I don’t discount spiritual oppression or darkness caused by demonic activity. Historically, it certainly happened in the Bible; I have felt it personally. Still, I do believe that attributing all aspects of depression, anxiety, or mental issues is unhealthy and, in many instances, can be criminal.
At one point, my parents had church members come to the house and pray and go through the house, finding what may be the impact of my depression. Much of my music, comics, and video games were discarded. According to the deacons that came to the house, these were my moral failures: secular, worldly materials that had opened me up to the supernatural, causing my problems.
While this phase would eventually subside, it wouldn’t completely vanish as I had hoped and prayed for. Depression has been a persistent companion throughout my life, and this episode marks one of the initial encounters among many more that would arise, each departing at its own pace, sometimes gradually and at other times swiftly.
During this time, I was introduced to my lifelong companion, a presence I had to either navigate and adapt to or succumb to. Some have chosen the latter path, and having delved into the depths of despair myself, I abstain from passing judgment on them. Top of Form
At least for me, we must avoid condemning others or proclaiming their destined path if they make a permanent choice.
I don’t hold Christians responsible for the challenges I faced while grappling with depression. It’s not about blaming a religion or its followers, as many were taught to perceive depression in a certain way, and surely others suffered in silence as I did. It’s challenging for someone to adopt a different way of thinking when their entire perspective is shaped by what they were taught.
Contrary to the way some Christians may have treated the depressed, the Bible doesn’t advocate for such attitudes. I had to discover this truth, as it often goes against what is heard in certain churches and still preached. However, observing the church’s thinking and compassion, the progress is heartening among believers. This is a testimony to the growth within the church and among fellow believers.
“Come to me, all who are weary and burdened, and I will give you rest. Take my yoke upon you and learn from me, for I am gentle and humble in heart, and you will find rest for your souls. For my yoke is easy and my burden is light.” Matthew 11: 28 -30
“But they who wait for the Lord shall renew their strength; they shall mount up with wings like eagles; they shall run and not be weary; they shall walk and not faint.” Isaiah 40:31
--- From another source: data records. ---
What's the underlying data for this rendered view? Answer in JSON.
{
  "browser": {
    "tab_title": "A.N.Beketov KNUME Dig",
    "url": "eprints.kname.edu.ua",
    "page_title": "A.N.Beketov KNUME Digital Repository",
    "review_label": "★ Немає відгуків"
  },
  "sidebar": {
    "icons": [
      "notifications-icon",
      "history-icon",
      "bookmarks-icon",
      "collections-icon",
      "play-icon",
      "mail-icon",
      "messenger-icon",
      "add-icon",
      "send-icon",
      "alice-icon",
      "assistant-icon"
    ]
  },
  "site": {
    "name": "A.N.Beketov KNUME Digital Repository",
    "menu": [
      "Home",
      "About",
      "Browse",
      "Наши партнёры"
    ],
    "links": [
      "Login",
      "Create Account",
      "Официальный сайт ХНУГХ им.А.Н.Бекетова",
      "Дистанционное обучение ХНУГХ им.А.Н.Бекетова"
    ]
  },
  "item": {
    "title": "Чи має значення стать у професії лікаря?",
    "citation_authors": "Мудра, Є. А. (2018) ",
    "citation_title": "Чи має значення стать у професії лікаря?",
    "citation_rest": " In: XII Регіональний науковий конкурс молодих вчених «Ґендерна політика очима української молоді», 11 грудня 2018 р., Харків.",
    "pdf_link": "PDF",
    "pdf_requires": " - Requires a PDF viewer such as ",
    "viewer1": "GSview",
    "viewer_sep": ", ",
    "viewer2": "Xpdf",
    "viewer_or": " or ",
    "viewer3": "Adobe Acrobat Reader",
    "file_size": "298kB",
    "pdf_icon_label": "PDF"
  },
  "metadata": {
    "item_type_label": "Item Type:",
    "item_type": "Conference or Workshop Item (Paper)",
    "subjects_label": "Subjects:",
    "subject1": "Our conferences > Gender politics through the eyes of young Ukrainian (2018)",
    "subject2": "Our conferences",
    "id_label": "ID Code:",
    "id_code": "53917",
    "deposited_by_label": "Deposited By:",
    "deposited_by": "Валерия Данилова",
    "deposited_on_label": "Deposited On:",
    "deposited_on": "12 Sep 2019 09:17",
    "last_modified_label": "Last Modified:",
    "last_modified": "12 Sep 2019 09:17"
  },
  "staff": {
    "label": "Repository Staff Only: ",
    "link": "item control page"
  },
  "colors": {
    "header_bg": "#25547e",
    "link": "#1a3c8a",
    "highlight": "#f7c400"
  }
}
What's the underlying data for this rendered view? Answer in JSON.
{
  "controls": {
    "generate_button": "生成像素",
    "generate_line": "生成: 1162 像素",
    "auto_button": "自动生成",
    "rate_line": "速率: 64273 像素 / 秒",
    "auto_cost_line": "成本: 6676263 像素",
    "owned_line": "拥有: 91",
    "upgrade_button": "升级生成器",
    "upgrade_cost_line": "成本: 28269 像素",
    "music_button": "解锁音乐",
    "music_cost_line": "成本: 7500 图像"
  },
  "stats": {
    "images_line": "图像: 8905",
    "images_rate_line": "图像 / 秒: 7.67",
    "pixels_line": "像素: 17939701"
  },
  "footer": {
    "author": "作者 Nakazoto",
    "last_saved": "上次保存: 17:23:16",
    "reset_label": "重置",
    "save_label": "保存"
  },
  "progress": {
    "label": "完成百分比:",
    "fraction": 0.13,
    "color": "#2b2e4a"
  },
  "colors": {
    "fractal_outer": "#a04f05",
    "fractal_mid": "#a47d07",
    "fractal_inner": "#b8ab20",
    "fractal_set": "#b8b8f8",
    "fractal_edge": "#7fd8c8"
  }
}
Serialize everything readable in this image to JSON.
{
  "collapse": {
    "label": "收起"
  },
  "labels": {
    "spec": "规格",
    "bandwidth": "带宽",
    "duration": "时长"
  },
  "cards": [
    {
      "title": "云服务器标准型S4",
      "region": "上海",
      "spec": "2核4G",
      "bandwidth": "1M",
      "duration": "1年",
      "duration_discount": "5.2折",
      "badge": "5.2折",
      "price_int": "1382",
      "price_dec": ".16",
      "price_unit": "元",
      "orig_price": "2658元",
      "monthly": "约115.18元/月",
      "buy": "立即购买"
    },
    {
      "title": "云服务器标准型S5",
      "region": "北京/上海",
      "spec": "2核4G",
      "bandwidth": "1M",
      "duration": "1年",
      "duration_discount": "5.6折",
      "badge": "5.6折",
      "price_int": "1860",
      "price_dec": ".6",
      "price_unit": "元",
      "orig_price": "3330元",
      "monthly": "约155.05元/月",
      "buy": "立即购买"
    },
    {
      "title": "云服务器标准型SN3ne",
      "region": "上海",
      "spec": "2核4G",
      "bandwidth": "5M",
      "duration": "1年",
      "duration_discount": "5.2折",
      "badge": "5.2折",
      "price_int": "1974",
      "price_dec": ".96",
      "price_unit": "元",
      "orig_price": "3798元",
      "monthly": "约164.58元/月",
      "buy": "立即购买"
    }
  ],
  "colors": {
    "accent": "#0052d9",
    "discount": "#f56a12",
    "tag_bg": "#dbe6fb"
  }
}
Throughout all my experiences, I stayed true to my Christian faith, and I wouldn’t label myself as evangelical; I’ve forged my path by attending a non-denominational church with my family. I’ve come to recognize the importance of distinguishing between God and humans, acknowledging God’s infallibility and the human capacity for error.
However, I believe there is much progress to be made, as indicated by the content of sermons, articles, and blogs. Numerous misconceptions and misunderstandings about depression persist, and I believe a significant shift will occur when individuals personally experience its impact. This sentiment has been echoed in some of the sermons I’ve come across.
Yet there is still much to understand, and I doubt anyone will ever fully grasp the complexities of a disease that affects the heart, soul, mind, and body. It’s so insidious, debilitating, and often perplexing that many individuals can’t articulate their feelings fully. Some, at a certain point, give up trying to explain because so much is inexplicable.
Nevertheless, there are always things that friends and family members can do: be compassionate, non-judgmental, encouraging, and unwaveringly loving in their commitment to supporting the sufferer. If they are a believer, the ones facing these challenges can do what they can, offering prayerful petitions and seeking God’s aid and will, even when they don’t understand the reason or significance behind the pain.